#### WORK TO BE COMPLETED:
Output the full listing below exactly, without the pictures.

* * * *

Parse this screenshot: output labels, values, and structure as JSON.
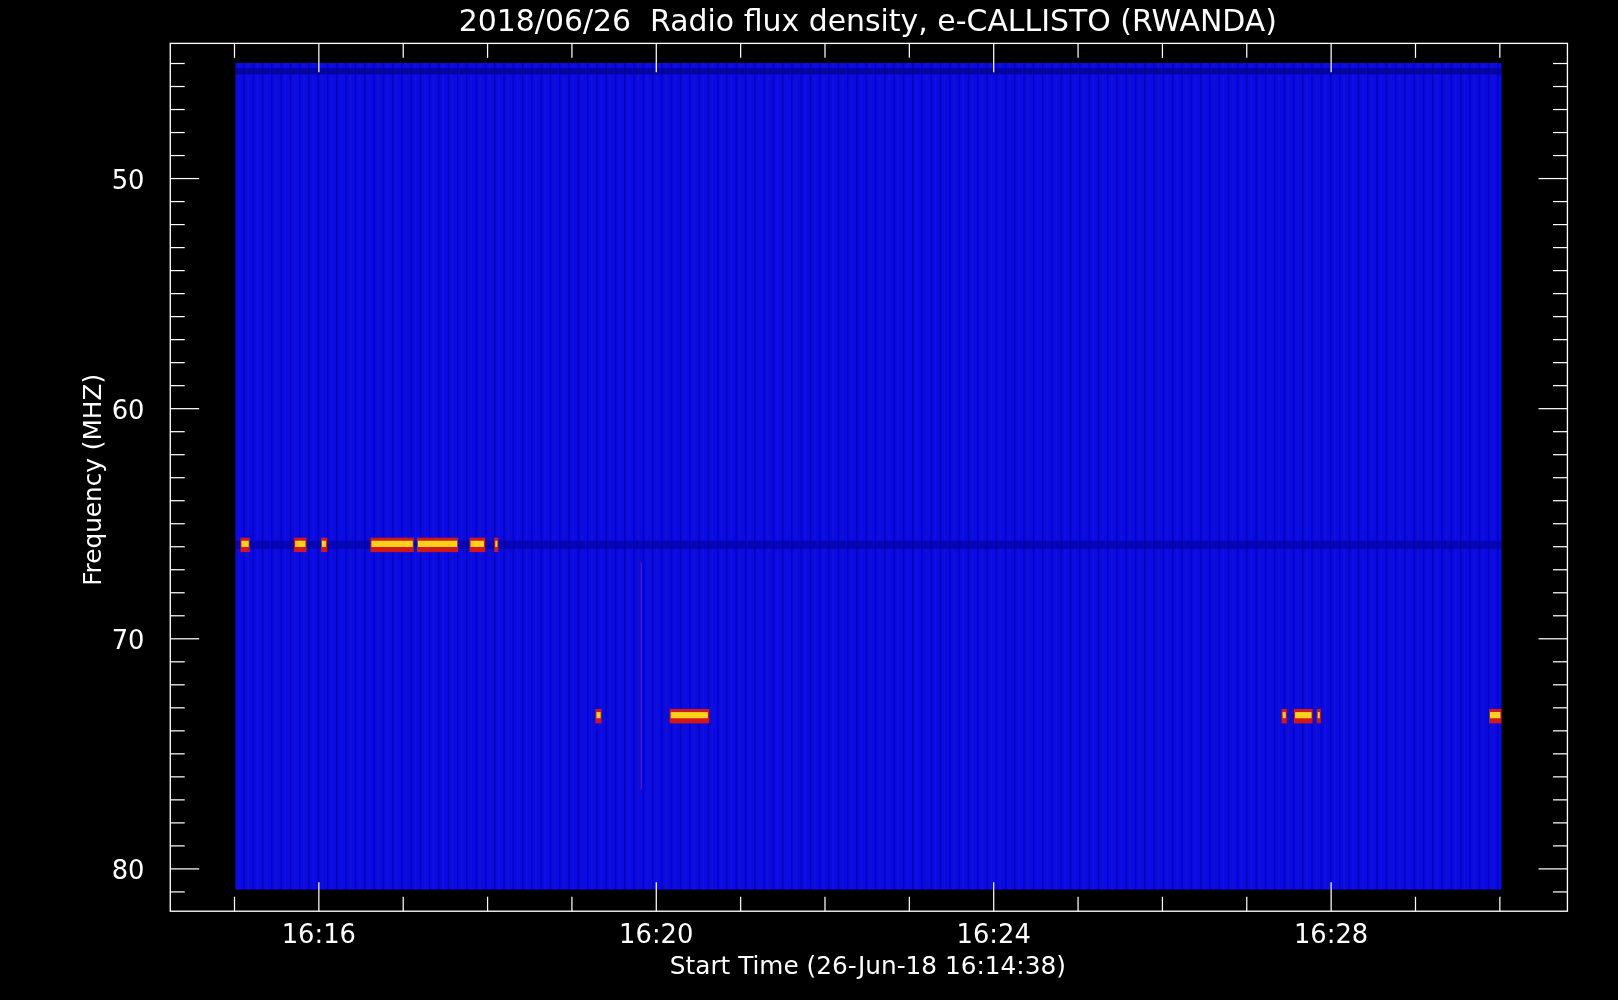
{
  "title": "2018/06/26  Radio flux density, e-CALLISTO (RWANDA)",
  "plot": {
    "ylabel": "Frequency (MHZ)",
    "xlabel": "Start Time (26-Jun-18 16:14:38)",
    "yticks": [
      "50",
      "60",
      "70",
      "80"
    ],
    "xticks": [
      "16:16",
      "16:20",
      "16:24",
      "16:28"
    ]
  }
}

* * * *

#### PROBLEM SOLUTION:
Parse this screenshot: output labels, values, and structure as JSON.
{
  "title": "2018/06/26  Radio flux density, e-CALLISTO (RWANDA)",
  "plot": {
    "ylabel": "Frequency (MHZ)",
    "xlabel": "Start Time (26-Jun-18 16:14:38)",
    "yticks": [
      "50",
      "60",
      "70",
      "80"
    ],
    "xticks": [
      "16:16",
      "16:20",
      "16:24",
      "16:28"
    ]
  }
}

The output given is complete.